[Interface dataset entries]

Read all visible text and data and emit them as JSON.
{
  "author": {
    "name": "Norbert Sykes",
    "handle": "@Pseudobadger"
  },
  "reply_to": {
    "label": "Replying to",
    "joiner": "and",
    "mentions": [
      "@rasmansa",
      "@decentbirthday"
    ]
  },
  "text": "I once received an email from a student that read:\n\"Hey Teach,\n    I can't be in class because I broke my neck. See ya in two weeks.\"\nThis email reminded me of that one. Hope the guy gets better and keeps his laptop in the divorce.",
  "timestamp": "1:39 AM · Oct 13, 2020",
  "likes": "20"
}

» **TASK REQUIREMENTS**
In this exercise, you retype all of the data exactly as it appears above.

» **OUTPUT FOR THIS EXERCISE**
Read all visible text and data and emit them as JSON.
{
  "author": {
    "name": "Norbert Sykes",
    "handle": "@Pseudobadger"
  },
  "reply_to": {
    "label": "Replying to",
    "joiner": "and",
    "mentions": [
      "@rasmansa",
      "@decentbirthday"
    ]
  },
  "text": "I once received an email from a student that read:\n\"Hey Teach,\n    I can't be in class because I broke my neck. See ya in two weeks.\"\nThis email reminded me of that one. Hope the guy gets better and keeps his laptop in the divorce.",
  "timestamp": "1:39 AM · Oct 13, 2020",
  "likes": "20"
}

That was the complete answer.